**PROBLEM:** Produce a word-for-word copy of the data below.

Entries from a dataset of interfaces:
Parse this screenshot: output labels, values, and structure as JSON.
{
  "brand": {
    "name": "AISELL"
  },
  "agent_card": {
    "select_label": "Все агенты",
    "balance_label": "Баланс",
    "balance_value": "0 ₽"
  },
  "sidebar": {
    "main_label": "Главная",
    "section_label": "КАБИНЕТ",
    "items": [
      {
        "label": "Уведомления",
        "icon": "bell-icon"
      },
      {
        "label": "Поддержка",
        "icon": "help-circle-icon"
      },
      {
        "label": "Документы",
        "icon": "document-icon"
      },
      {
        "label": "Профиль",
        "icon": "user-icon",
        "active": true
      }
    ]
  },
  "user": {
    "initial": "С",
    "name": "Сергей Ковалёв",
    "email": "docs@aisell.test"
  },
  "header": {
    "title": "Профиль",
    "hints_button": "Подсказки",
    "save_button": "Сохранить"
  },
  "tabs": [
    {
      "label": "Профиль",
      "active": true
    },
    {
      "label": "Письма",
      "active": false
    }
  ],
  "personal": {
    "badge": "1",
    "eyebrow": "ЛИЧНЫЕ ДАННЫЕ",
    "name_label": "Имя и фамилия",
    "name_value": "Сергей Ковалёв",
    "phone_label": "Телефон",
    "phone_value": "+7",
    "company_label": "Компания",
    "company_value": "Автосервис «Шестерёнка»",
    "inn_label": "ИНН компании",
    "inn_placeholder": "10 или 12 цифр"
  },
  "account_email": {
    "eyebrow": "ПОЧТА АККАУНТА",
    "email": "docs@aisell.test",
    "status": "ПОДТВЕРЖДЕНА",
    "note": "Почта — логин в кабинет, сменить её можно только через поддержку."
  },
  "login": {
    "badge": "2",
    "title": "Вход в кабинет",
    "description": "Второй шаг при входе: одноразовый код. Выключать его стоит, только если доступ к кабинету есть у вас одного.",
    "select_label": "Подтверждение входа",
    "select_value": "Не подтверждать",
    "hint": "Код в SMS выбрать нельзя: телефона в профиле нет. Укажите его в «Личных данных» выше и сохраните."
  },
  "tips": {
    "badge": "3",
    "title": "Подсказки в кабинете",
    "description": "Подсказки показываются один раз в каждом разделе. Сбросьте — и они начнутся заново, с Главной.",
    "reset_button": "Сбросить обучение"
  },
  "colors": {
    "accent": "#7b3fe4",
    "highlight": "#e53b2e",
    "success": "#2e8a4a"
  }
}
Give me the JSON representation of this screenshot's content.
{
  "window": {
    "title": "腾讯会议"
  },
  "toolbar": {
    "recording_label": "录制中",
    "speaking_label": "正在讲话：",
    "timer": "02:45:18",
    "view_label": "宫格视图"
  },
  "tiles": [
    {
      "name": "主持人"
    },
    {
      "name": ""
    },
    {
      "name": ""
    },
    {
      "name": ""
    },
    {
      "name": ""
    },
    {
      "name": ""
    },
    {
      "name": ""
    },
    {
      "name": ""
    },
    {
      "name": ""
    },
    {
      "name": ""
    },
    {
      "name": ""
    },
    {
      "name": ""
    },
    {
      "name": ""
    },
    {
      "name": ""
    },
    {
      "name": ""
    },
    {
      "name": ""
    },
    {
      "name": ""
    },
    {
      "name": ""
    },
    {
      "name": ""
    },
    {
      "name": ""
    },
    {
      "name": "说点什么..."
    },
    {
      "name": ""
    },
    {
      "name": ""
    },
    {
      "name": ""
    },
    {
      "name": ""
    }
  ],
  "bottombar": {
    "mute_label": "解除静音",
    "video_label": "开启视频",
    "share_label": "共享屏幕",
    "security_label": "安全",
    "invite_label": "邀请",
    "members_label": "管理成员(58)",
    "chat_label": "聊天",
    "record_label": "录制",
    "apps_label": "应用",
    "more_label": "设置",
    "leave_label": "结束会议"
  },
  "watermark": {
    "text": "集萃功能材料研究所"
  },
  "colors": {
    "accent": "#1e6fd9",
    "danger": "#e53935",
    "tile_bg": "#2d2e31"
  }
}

**REPLY:**
Parse this screenshot: output labels, values, and structure as JSON.
{
  "brand": {
    "name": "AISELL"
  },
  "agent_card": {
    "select_label": "Все агенты",
    "balance_label": "Баланс",
    "balance_value": "0 ₽"
  },
  "sidebar": {
    "main_label": "Главная",
    "section_label": "КАБИНЕТ",
    "items": [
      {
        "label": "Уведомления",
        "icon": "bell-icon"
      },
      {
        "label": "Поддержка",
        "icon": "help-circle-icon"
      },
      {
        "label": "Документы",
        "icon": "document-icon"
      },
      {
        "label": "Профиль",
        "icon": "user-icon",
        "active": true
      }
    ]
  },
  "user": {
    "initial": "С",
    "name": "Сергей Ковалёв",
    "email": "docs@aisell.test"
  },
  "header": {
    "title": "Профиль",
    "hints_button": "Подсказки",
    "save_button": "Сохранить"
  },
  "tabs": [
    {
      "label": "Профиль",
      "active": true
    },
    {
      "label": "Письма",
      "active": false
    }
  ],
  "personal": {
    "badge": "1",
    "eyebrow": "ЛИЧНЫЕ ДАННЫЕ",
    "name_label": "Имя и фамилия",
    "name_value": "Сергей Ковалёв",
    "phone_label": "Телефон",
    "phone_value": "+7",
    "company_label": "Компания",
    "company_value": "Автосервис «Шестерёнка»",
    "inn_label": "ИНН компании",
    "inn_placeholder": "10 или 12 цифр"
  },
  "account_email": {
    "eyebrow": "ПОЧТА АККАУНТА",
    "email": "docs@aisell.test",
    "status": "ПОДТВЕРЖДЕНА",
    "note": "Почта — логин в кабинет, сменить её можно только через поддержку."
  },
  "login": {
    "badge": "2",
    "title": "Вход в кабинет",
    "description": "Второй шаг при входе: одноразовый код. Выключать его стоит, только если доступ к кабинету есть у вас одного.",
    "select_label": "Подтверждение входа",
    "select_value": "Не подтверждать",
    "hint": "Код в SMS выбрать нельзя: телефона в профиле нет. Укажите его в «Личных данных» выше и сохраните."
  },
  "tips": {
    "badge": "3",
    "title": "Подсказки в кабинете",
    "description": "Подсказки показываются один раз в каждом разделе. Сбросьте — и они начнутся заново, с Главной.",
    "reset_button": "Сбросить обучение"
  },
  "colors": {
    "accent": "#7b3fe4",
    "highlight": "#e53b2e",
    "success": "#2e8a4a"
  }
}
Give me the JSON representation of this screenshot's content.
{
  "window": {
    "title": "腾讯会议"
  },
  "toolbar": {
    "recording_label": "录制中",
    "speaking_label": "正在讲话：",
    "timer": "02:45:18",
    "view_label": "宫格视图"
  },
  "tiles": [
    {
      "name": "主持人"
    },
    {
      "name": ""
    },
    {
      "name": ""
    },
    {
      "name": ""
    },
    {
      "name": ""
    },
    {
      "name": ""
    },
    {
      "name": ""
    },
    {
      "name": ""
    },
    {
      "name": ""
    },
    {
      "name": ""
    },
    {
      "name": ""
    },
    {
      "name": ""
    },
    {
      "name": ""
    },
    {
      "name": ""
    },
    {
      "name": ""
    },
    {
      "name": ""
    },
    {
      "name": ""
    },
    {
      "name": ""
    },
    {
      "name": ""
    },
    {
      "name": ""
    },
    {
      "name": "说点什么..."
    },
    {
      "name": ""
    },
    {
      "name": ""
    },
    {
      "name": ""
    },
    {
      "name": ""
    }
  ],
  "bottombar": {
    "mute_label": "解除静音",
    "video_label": "开启视频",
    "share_label": "共享屏幕",
    "security_label": "安全",
    "invite_label": "邀请",
    "members_label": "管理成员(58)",
    "chat_label": "聊天",
    "record_label": "录制",
    "apps_label": "应用",
    "more_label": "设置",
    "leave_label": "结束会议"
  },
  "watermark": {
    "text": "集萃功能材料研究所"
  },
  "colors": {
    "accent": "#1e6fd9",
    "danger": "#e53935",
    "tile_bg": "#2d2e31"
  }
}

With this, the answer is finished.